__What you have to do__
For each line in the data that includes "selected", make a copy.

__Material provided__

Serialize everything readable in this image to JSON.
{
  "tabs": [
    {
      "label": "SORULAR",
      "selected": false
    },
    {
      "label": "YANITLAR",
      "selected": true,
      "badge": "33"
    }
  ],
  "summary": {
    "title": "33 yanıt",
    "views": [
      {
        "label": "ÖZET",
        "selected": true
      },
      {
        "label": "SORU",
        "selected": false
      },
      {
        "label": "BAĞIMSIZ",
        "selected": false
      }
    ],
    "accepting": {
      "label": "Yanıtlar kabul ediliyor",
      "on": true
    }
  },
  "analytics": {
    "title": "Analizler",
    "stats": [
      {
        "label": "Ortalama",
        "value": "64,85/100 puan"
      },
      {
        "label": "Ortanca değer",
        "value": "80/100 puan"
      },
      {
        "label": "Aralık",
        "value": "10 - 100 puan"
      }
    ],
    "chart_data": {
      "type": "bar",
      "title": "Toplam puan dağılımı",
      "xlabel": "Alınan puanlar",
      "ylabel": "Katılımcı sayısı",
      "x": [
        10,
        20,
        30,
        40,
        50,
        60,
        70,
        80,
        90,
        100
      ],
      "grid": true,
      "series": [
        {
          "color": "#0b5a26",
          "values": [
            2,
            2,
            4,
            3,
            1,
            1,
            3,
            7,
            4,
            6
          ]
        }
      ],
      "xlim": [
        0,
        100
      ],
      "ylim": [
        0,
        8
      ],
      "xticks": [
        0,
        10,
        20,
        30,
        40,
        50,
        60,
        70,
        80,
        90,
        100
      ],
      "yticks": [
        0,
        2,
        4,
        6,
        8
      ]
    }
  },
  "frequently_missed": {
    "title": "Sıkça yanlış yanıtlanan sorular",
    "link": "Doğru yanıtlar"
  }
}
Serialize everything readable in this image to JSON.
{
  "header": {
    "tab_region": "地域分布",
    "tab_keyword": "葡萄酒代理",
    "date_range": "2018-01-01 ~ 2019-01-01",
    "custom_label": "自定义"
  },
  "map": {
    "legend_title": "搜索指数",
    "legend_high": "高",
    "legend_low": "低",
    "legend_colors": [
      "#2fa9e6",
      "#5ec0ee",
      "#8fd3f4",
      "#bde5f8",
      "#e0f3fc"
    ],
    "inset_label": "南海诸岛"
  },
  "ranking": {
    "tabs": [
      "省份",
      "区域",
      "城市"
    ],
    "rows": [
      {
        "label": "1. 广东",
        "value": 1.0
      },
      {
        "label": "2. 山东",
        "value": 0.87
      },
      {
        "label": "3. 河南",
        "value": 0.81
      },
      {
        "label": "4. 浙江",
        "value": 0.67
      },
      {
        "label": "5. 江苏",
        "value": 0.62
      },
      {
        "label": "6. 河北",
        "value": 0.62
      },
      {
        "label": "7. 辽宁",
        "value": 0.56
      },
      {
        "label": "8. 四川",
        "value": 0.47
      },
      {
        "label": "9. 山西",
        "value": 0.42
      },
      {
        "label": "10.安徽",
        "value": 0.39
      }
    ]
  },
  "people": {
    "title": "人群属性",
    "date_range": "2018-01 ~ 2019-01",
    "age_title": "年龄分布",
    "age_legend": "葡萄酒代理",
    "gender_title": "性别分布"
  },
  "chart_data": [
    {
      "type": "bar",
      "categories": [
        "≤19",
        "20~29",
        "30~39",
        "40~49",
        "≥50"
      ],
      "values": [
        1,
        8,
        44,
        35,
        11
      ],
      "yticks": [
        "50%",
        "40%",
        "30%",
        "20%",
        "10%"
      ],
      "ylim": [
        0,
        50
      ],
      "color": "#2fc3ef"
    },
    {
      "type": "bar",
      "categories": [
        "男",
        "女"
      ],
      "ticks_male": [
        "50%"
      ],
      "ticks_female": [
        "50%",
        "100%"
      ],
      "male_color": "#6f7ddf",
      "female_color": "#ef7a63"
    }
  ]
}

__The answer__
      "selected": false
      "selected": true,
        "selected": true
        "selected": false
        "selected": false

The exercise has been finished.